A relaxation of World Rugby’s eligibility laws would help avert scenes like the All Blacks’ 102-0 victory over Tonga at Mt Smart Stadium on Saturday night, according to beaten coach Toutai Kefu.
Putting together a makeshift squad using only local players, with the majority of Tonga’s stars unable to travel to New Zealand from overseas, Kefu’s side were outplayed in every department, conceding more than a point a minute in a game that could at best be described as a total mismatch.
But if eligibility laws were loosened to benefit nations like Tonga would be able to compete with the world’s best – as seen in rugby league.
At present, to represent a second nation, a player must have served a minimum of three years out of test rugby, hold a passport for their second country, as well as participate in an Olympic rugby sevens qualifying tournament to gain eligibility at all levels.
Former All Black Malakai Fekitoa has recently completed the process to switch from New Zealand allegiance to Tonga, while another former teammate Charles Piutau was denied the chance to play in the Olympic sevens tournament in Monaco, due to his English club commitments.
Another former All Black Ngani Laumape could theoretically also make the switch in a few years’ time, having just left New Zealand for French side Stade Francais.

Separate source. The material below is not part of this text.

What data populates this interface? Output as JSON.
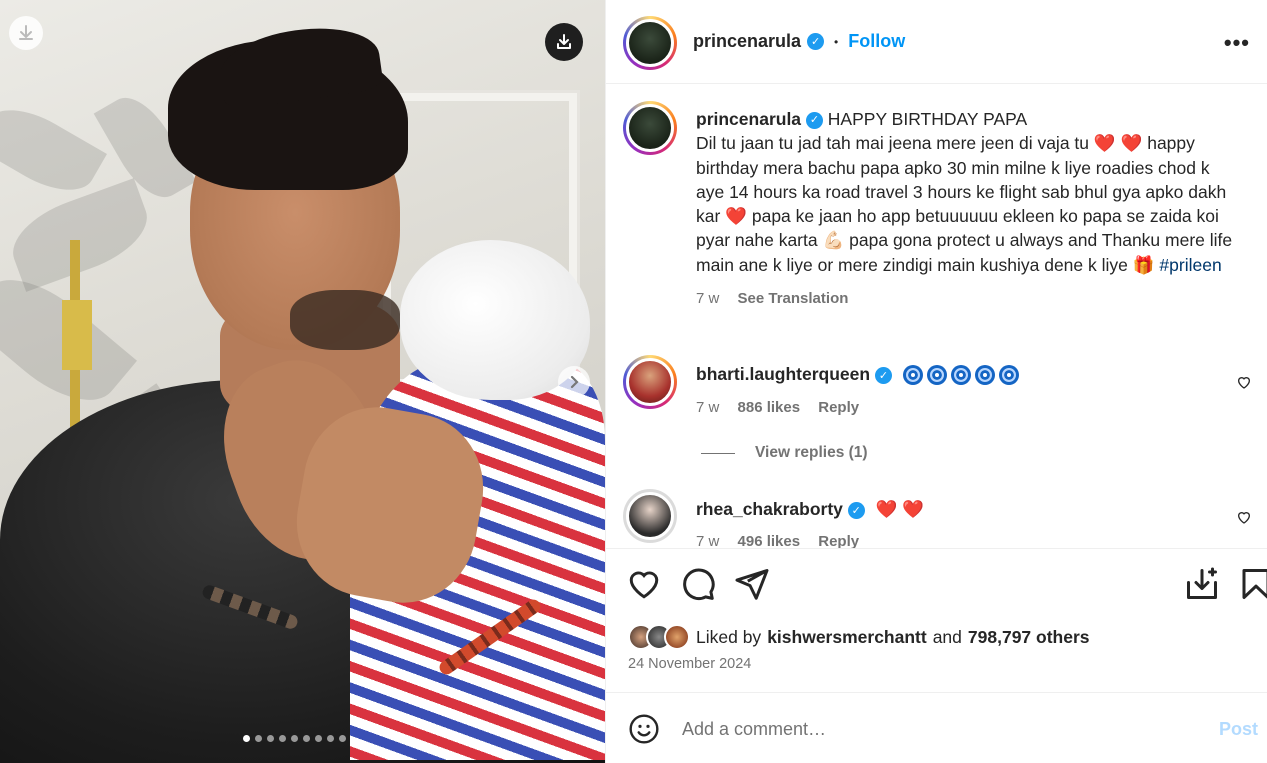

Speaking after his side’s loss to the All Blacks, Kefu explained how a change of eligibility laws would “transform” Tonga as a rugby-playing nation.
“There are a few players there ready to be capped, it’s just all about the timing.
“It depends what part of the eligibility, I certainly believe there should be a stand-down period.
“My opinion is that extra hoop that they have to jump through, in terms of playing sevens, is probably just a layer of complication we don’t need.
“I’m happy with just the three or four-year stand down. [It would] suit us, suit us a lot.
“If that’s possible, our team transforms.
“We get two windows a year, which is probably about four weeks. We haven’t got the luxury of having all our players play in one competition, and we can train them whenever we want.
“The biggest quick fix would be to get access to our better players. The next one probably can’t be done, but spend more time together.”
Including the Moana Pasifika side in Super Rugby from 2022 will also be a huge benefit for Tonga, Kefu adds, giving players the chance to play professionally closer to home rather than chase large sums of money in Europe and Japan.
“I could keep a lot of my players locally,” he says. “I don’t have to send them to France, or the other competitions. I could keep them here where we can monitor them and observe them.”.